Two social networks have been quietly launched in Atlantic Canada already this year, and a third quasi-social-network is set to launch within a month.
In the up-and-running category, Equals6 and Bright Seeds are Halifax-based social networks targeting specific groups of young people, and both are scalable so they could expand outside the region. And by the time Halloween has come and gone, the Moncton Cyber Social is expected to have launched its social media site to complement its regular gatherings of techies.
Equals6, a site that connects students with prospective employers, has the most traction of this trio, already counting 5,000 students and 75 employers among its members. And it is adding 400 to 500 students and 20 employers monthly. It expects to crack the 10,000-student level by the end of the year.
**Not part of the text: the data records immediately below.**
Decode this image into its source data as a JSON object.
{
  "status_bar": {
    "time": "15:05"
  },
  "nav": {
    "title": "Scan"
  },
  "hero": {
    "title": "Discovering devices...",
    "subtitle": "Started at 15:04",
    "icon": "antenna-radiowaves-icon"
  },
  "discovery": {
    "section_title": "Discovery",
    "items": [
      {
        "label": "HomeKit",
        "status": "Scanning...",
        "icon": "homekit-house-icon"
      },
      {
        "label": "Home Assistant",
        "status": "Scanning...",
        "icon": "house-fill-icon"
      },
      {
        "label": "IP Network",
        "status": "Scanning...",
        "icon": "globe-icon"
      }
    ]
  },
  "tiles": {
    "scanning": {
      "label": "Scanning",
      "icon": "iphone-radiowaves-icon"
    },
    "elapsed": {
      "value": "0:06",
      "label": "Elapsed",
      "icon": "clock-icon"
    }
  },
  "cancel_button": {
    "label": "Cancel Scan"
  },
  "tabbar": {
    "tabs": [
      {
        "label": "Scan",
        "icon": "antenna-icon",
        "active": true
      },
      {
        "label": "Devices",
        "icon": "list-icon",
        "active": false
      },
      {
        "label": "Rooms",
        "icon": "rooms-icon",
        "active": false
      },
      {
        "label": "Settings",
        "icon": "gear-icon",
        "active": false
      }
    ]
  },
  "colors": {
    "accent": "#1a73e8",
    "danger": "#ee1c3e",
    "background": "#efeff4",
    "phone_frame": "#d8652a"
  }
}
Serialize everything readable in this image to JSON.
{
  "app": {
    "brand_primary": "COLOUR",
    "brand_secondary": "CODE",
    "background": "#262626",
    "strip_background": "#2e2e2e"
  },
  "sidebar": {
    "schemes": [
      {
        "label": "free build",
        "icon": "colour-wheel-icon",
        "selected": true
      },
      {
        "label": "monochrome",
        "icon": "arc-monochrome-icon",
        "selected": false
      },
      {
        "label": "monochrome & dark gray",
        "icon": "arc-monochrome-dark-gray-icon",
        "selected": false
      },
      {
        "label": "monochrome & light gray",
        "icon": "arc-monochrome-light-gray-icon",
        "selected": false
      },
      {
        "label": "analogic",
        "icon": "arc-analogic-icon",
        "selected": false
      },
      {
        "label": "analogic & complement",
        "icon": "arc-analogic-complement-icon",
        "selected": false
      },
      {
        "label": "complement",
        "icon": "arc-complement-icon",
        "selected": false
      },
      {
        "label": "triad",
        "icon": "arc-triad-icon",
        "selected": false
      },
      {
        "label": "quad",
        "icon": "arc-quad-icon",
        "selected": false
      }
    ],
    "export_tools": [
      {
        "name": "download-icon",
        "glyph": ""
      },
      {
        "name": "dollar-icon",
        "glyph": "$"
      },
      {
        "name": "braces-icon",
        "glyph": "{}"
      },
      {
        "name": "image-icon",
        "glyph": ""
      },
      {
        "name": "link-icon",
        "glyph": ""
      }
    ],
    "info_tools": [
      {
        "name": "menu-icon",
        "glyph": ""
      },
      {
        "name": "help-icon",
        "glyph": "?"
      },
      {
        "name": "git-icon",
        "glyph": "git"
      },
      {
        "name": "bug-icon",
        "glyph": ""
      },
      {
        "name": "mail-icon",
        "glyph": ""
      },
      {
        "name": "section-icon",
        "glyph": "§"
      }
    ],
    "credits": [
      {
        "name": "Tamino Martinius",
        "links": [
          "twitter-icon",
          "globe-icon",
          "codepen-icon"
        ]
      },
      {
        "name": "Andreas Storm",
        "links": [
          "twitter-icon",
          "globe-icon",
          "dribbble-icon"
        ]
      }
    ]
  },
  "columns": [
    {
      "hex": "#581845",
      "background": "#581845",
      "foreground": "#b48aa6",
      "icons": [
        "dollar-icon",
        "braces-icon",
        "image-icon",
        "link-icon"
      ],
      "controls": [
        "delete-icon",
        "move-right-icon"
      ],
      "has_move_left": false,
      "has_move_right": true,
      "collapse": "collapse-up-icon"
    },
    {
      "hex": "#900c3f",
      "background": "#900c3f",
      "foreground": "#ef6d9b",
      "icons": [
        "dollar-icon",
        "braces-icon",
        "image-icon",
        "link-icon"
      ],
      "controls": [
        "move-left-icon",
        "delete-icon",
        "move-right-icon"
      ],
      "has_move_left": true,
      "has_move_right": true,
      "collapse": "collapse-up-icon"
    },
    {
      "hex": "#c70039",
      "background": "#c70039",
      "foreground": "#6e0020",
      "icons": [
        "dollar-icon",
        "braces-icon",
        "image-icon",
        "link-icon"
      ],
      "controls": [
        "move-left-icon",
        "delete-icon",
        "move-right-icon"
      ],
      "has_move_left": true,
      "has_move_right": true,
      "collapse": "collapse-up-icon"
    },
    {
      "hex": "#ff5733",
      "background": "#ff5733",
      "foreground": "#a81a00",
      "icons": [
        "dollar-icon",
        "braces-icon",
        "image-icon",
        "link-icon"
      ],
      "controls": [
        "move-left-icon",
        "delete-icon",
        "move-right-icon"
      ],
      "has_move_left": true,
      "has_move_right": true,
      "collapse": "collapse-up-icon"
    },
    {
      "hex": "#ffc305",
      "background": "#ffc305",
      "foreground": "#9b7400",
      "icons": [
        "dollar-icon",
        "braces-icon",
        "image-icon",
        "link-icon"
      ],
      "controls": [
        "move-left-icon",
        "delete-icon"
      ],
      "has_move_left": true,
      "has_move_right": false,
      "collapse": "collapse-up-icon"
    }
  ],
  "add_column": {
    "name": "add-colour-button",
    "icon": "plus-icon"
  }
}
"We’ve all seen the challenges students have in getting that entry level position,’’ Co-Founder Andy Osburn said as he sat in a coffee shop yesterday. "And for employers, it’s always hard to find just the right person. We saw a gap in the market.’’
Osburn and co-founder Mark Boyle have both taught university and launched the site in January as a means to solve these problems. They reasoned that there was no place on the Internet where students could network with prospective employers and other students, and where employers could get to know young people in a certain field before actually hiring someone.
Starting out with no members, the site established a base amid the university and college community of Halifax and slowly began to grow. It experienced strong growth recently in Ontario and, surprisingly, India (Osburn believes young Indians interested in studying in North America are using the site to learn more about the university climate and potential employers on this side of the world.) He foresees continued growth in large college communities like Toronto, Boston, Calgary and the San Francisco area.
Meanwhile, Bright Seeds launched last month as a social network for young entrepreneurs. Founder Benjamin Stawitz also believed Facebook and Linked In were not the right spaces for entrepreneurs to meet and discuss common problems, so he established a community where they could meet.
"There’s a lot of interest,’’ said Stawitz, a 24-year-old native of Germany now studying computer science at Nova Scotia Community College. "It’s difficult for entrepreneurs to meet each other because they keep to themselves and focus on their business.’’
Like Equals6, Stawitz believes Bright Seeds is scalable beyond Atlantic Canada once it reaches critical mass in the region.
In Moncton, a group of tech-heads is beavering away at creating a social network to complement the social gatherings they enjoy regularly under the name of Moncton Cyber Social. This is a group of ``people interested in meeting around the Moncton Tech community once a month, and we have speakers from that community talk about a specific aspect of tech, or business, to the members,’’ said organizer Simon Gauvin.
The Cyber Social group will use the site to post news and info about the events and allow members to communicate between meetings.